Top to bottom, give the entries again exactly as written.

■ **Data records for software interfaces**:
== Segment start ==
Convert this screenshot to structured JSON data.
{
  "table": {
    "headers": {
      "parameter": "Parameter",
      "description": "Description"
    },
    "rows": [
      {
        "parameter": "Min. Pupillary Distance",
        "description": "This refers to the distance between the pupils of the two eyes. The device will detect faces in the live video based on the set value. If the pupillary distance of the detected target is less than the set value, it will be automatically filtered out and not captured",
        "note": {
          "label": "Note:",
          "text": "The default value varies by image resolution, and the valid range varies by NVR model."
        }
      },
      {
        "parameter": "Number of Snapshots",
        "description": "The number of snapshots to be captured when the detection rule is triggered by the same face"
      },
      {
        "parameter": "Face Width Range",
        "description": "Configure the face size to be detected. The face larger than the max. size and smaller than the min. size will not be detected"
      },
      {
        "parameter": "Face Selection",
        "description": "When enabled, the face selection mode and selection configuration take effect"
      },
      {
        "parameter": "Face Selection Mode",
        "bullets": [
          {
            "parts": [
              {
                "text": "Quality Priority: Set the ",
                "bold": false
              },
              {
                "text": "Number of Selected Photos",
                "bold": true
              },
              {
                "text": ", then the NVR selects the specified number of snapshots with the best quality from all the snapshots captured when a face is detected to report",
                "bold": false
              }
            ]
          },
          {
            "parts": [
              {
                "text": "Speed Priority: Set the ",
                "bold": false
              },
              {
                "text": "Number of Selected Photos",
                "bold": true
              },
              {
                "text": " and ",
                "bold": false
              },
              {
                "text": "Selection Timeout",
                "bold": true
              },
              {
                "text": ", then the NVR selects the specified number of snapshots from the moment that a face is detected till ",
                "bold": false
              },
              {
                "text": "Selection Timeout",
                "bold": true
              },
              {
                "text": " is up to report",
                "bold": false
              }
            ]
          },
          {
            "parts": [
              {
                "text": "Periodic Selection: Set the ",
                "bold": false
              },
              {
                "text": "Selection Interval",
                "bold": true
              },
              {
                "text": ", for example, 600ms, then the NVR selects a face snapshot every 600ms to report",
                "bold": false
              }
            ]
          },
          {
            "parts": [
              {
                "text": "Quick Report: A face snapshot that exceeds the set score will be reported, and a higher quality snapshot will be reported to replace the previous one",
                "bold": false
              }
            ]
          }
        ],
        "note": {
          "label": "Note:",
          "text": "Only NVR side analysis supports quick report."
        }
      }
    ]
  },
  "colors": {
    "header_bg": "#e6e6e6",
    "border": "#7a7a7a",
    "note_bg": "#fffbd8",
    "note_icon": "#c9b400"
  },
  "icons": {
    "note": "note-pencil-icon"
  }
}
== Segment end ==
■ **SOLUTION FOR THIS PROBLEM**:
Convert this screenshot to structured JSON data.
{
  "table": {
    "headers": {
      "parameter": "Parameter",
      "description": "Description"
    },
    "rows": [
      {
        "parameter": "Min. Pupillary Distance",
        "description": "This refers to the distance between the pupils of the two eyes. The device will detect faces in the live video based on the set value. If the pupillary distance of the detected target is less than the set value, it will be automatically filtered out and not captured",
        "note": {
          "label": "Note:",
          "text": "The default value varies by image resolution, and the valid range varies by NVR model."
        }
      },
      {
        "parameter": "Number of Snapshots",
        "description": "The number of snapshots to be captured when the detection rule is triggered by the same face"
      },
      {
        "parameter": "Face Width Range",
        "description": "Configure the face size to be detected. The face larger than the max. size and smaller than the min. size will not be detected"
      },
      {
        "parameter": "Face Selection",
        "description": "When enabled, the face selection mode and selection configuration take effect"
      },
      {
        "parameter": "Face Selection Mode",
        "bullets": [
          {
            "parts": [
              {
                "text": "Quality Priority: Set the ",
                "bold": false
              },
              {
                "text": "Number of Selected Photos",
                "bold": true
              },
              {
                "text": ", then the NVR selects the specified number of snapshots with the best quality from all the snapshots captured when a face is detected to report",
                "bold": false
              }
            ]
          },
          {
            "parts": [
              {
                "text": "Speed Priority: Set the ",
                "bold": false
              },
              {
                "text": "Number of Selected Photos",
                "bold": true
              },
              {
                "text": " and ",
                "bold": false
              },
              {
                "text": "Selection Timeout",
                "bold": true
              },
              {
                "text": ", then the NVR selects the specified number of snapshots from the moment that a face is detected till ",
                "bold": false
              },
              {
                "text": "Selection Timeout",
                "bold": true
              },
              {
                "text": " is up to report",
                "bold": false
              }
            ]
          },
          {
            "parts": [
              {
                "text": "Periodic Selection: Set the ",
                "bold": false
              },
              {
                "text": "Selection Interval",
                "bold": true
              },
              {
                "text": ", for example, 600ms, then the NVR selects a face snapshot every 600ms to report",
                "bold": false
              }
            ]
          },
          {
            "parts": [
              {
                "text": "Quick Report: A face snapshot that exceeds the set score will be reported, and a higher quality snapshot will be reported to replace the previous one",
                "bold": false
              }
            ]
          }
        ],
        "note": {
          "label": "Note:",
          "text": "Only NVR side analysis supports quick report."
        }
      }
    ]
  },
  "colors": {
    "header_bg": "#e6e6e6",
    "border": "#7a7a7a",
    "note_bg": "#fffbd8",
    "note_icon": "#c9b400"
  },
  "icons": {
    "note": "note-pencil-icon"
  }
}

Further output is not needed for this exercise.